Israel’s War Against Palestine: Documenting the Military Occupation of Palestinian and Arab Lands


How should we think about the Israeli–Palestinian conflict? Please note: how comes before what. Before coming to any substantive conclusions – certainly before taking sides – we must be clear as to how the issue ought to be approached. It would be a mistake to start in normative mode. A moral value judgment must be made: I would certainly not advocate avoiding it. But we must not start with moral value judgments. Assigning blame for atrocities is not a good starting point. In any violent conflict, both sides may – and often do – commit hideous atrocities: wantonly kill and maim unarmed innocent people, destroy their homes, rob them of livelihood. And of course all these atrocities must be condemned.

Since occupying the West Bank and Gaza in 1967, Israel has been the only sovereign state in British Mandate Palestine. Palestinians have been living either as second-class citizens in the Jewish state; or as colonized residents of the West Bank and Gaza with no human or political rights; or as refugees dispersed and stranded in neighboring Arab countries, in often extremely difficult conditions. The chances of Palestinians overcoming exile and exercising their right of return seem as far away as ever. Hardly more promising are the immediate prospects for ending the Israeli occupation and establishing an independent Palestinian state in the West Bank and Gaza in accordance with the international and Arab consensus, in place since at least 1976 and rejected by the United States and Israel.

In the Israeli discourse, Israel has always been the innocent victim of vicious aggression from its neighbors. This perception of reality has only intensified with its two recent wars – against the Palestinians in Gaza and against Lebanon. On this view, in both cases Israel has manifested its good will – it ended the occupation of the Gaza strip in 2005, just as it ended the occupation of southern Lebanon in 2000. But, on this perception, the other side reciprocated with unprovoked rockets attacks on Israel.

Beirut is burning, hundreds of Lebanese die, hundreds of thousands lose all they ever owned and become refugees, and all the world is doing is rescuing the “foreign passport” residents of what was just two weeks ago “the Paris of the Middle East”. Lebanon must die now, because “Israel has the right to defend itself”, so goes the U.S. mantra, used to block any international attempt to impose a cease fire.

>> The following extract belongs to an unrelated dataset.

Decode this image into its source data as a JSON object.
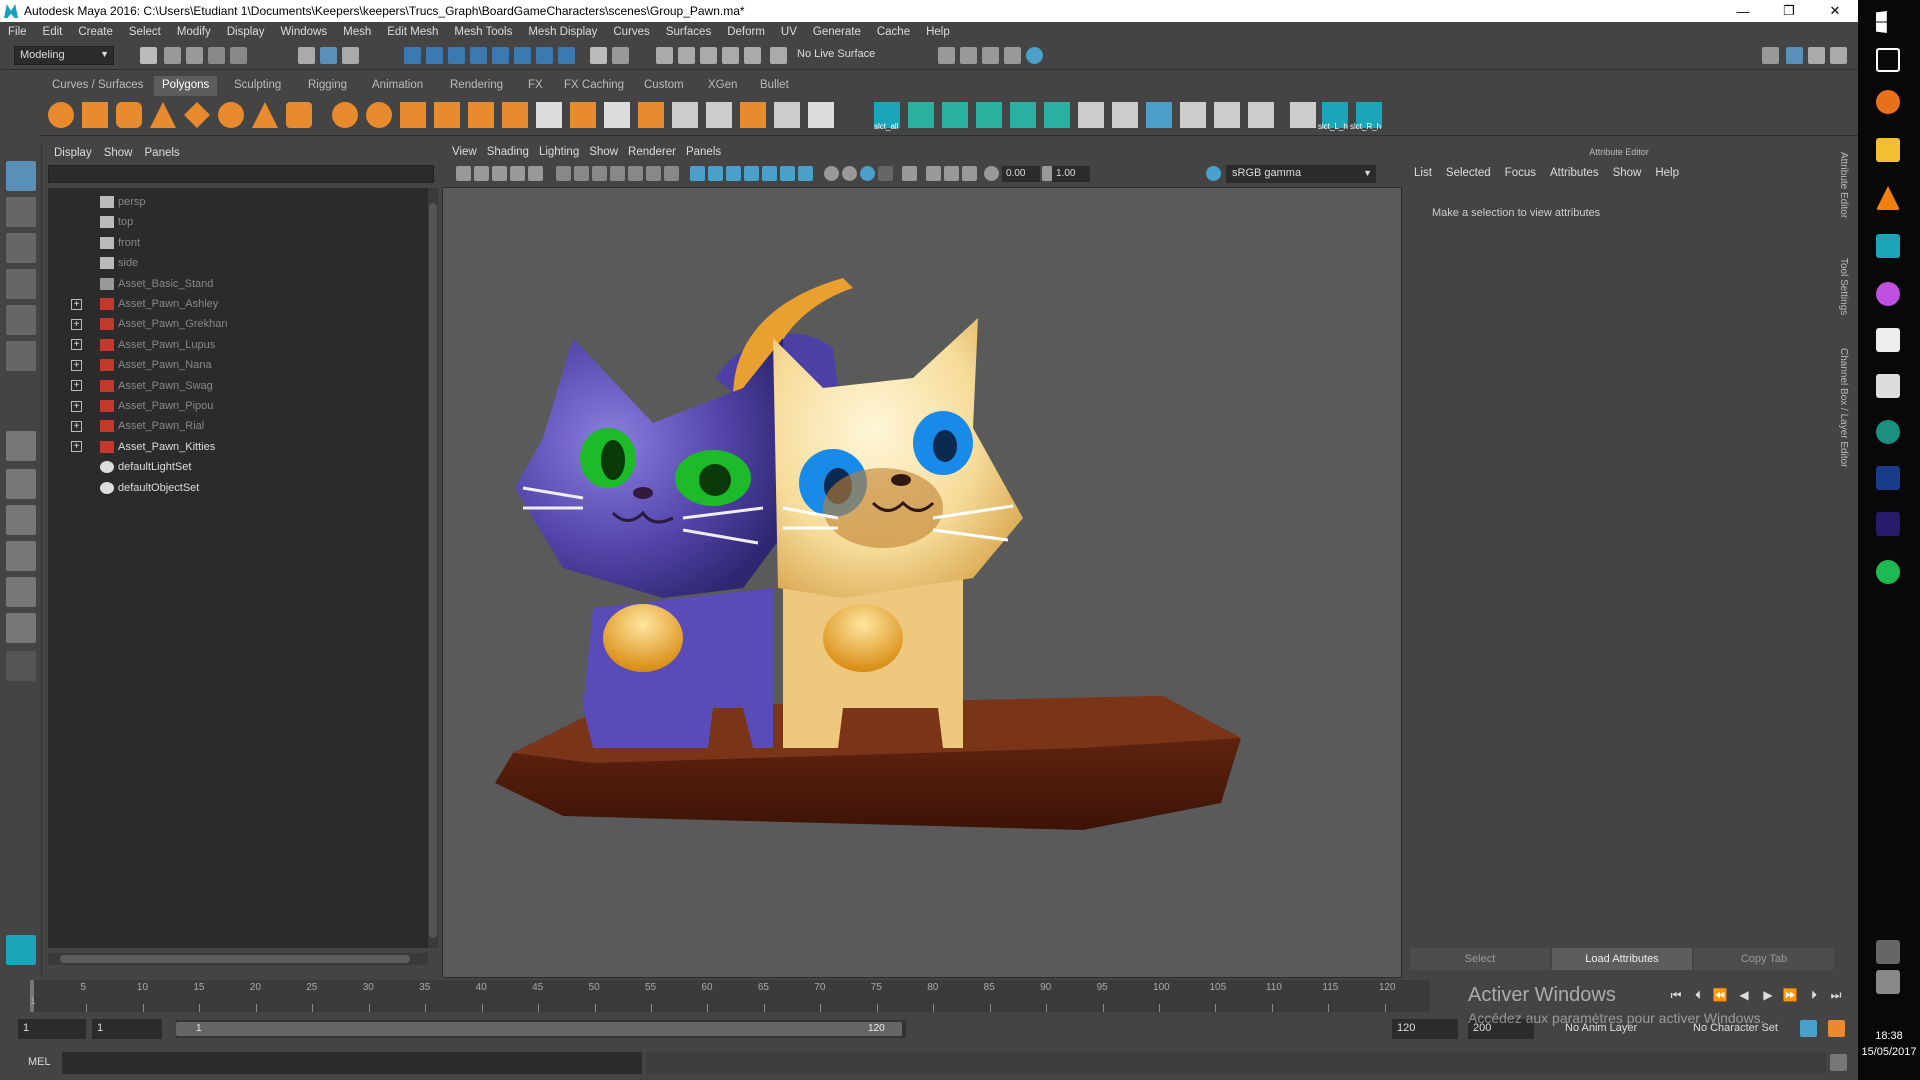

Whatever may be the fate of the captive soldier Gilad Shalit, the Israeli army’s war in Gaza is not about him. As senior security analyst Alex Fishman widely reported, the army was preparing for an attack months earlier and was constantly pushing for it, with the goal of destroying the Hamas infrastructure and its government. The army initiated an escalation on 8 June when it assassinated Abu Samhadana, a senior appointee of the Hamas government, and intensified its shelling of civilians in the Gaza Strip.

May 11, Sabra-Shatila camp

There is a plot of land of perhaps less than a half acre, surrounded by a wall with a large iron gate, where the victims of the 1982 massacre are buried. The land is mostly flat and covered by grass, with a few mounds here and there, the locations of mass graves which we can see through the gate’s vertical bars. On the outside wall there are large, slightly fading, poster photos of those found dead after the rampage of Phalangist militiamen that were sent in by the Israeli army that had surrounded the camp in 1982. The gate-keeper is an old Palestinian, with half of his teeth missing, sitting under the shade of the tree near the gate and selling flowers. We ask him to open the gate and let us enter the ground. The old man says that if the visitors are American he will not let them enter. “Yes, the visitors are American, but they are good Americans,” I explain. Then pointing to Noam a few steps away, I say that he, in particular, is the most indefatigable defender of Palestinian rights in America. The old man stares at me with a skeptical look for a few seconds, as if to gauge the truth of what I just said, then gets up and opens the gate.